PC Ashley Bloor was accused of holding his knee down on an unnamed woman’s leg for four minutes when restraining her at Worcester Police Station in the early hours of December 15, 2017.

PC Bloor was also accused of calling the woman an “attention seeker” and “damsel in distress” in front of colleagues and saying “Merry Christmas everybody, there’s your Christmas turkey” whilst she tried to tie jogging bottoms and a dressing gown around her neck.

David Tyme, chair of the disciplinary panel, said PC Bloor’s comments were not offensive or derogatory and his behaviour was not found to have constituted gross misconduct.

He said PC Bloor’s “damsel in distress” comment was “spontaneous” and his use of force was justified and necessary. He said the officer’s “Turkey” comment was not about her looks.

Sergeant Lloyd Buffery will also face no disciplinary action for allowing male officers to be present when they removed the woman’s bra and tracksuit bottoms.

Both police officers were cleared at a disciplinary panel meeting at West Mercia Police’s headquarters at Hindlip heard on Thursday (December 5).

PC Bloor admitted his comments were inappropriate and unprofessional but would not admit they were disrespectful. He also denied calling her a turkey whilst she was naked and in the foetal position in her cell. PC Bloor denied the comments were disrespectful as the woman was “not within hearing.”

PC Bloor said he had called her a turkey because it was “close to Christmas” and he was referring to her as a “silly person.”

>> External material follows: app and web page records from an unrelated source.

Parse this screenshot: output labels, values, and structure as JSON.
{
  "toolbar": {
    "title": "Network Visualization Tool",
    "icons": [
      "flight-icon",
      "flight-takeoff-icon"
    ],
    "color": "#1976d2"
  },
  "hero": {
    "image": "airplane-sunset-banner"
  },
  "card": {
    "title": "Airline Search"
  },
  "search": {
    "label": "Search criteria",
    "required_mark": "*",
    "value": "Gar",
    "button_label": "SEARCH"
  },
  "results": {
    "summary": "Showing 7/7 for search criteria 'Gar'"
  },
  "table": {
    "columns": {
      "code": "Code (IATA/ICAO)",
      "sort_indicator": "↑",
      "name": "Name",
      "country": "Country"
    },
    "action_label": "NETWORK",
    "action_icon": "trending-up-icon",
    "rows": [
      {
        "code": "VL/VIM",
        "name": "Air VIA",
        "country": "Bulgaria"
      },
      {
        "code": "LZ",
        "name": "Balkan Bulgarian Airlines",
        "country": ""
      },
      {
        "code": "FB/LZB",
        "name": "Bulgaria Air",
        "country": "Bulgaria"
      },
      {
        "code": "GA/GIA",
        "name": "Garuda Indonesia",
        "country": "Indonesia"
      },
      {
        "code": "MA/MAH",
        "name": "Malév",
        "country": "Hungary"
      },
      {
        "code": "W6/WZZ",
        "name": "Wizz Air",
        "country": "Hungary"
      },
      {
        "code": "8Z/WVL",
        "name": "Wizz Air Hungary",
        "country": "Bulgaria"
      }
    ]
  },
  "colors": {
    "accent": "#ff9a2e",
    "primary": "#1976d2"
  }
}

PC Bloor said it was “hard to say” how much pressure he had applied but there was “not much at all.” PC Bloor, who weighs around 14 stone, said his use of force was “necessary, proportionate and reasonable” and that four minutes was not too long.

The unnamed woman had been arrested for assaulting her partner at home and later charged with kicking two police officers and spitting at another.

In closing, Ian Bridge, representing Sgt Buffery, said the police officer was concerned by the “mere presence” of male officers in front of the woman. Due to a lack of female officers present to deal with the woman, Mr Bridge said Sgt Buffery had “done the best he could with the tools that were available to him” and had listened to the advice of the female officers.

Sgt Buffery admitted he had told officers to remove the woman’s bra but did not agree to officers removing her tracksuit bottoms.

Mr Bridge said Sgt Buffery, who is due to retire next year, had been commended three times, was “honest and trustworthy.”

Colin Banham, representing PC Bloor, said the police officer was not proud of his comments and was only trying to lighten the mood. He said the need to use force was “abundantly plain.”

Cecily White, representing West Mercia Police, asked PC Bloor why he was able to write in his notebook twice whilst still kneeling on the woman if he was so concerned she could become violent at any moment. Ms White said PC Bloor’s comments were “plainly disrespectful.”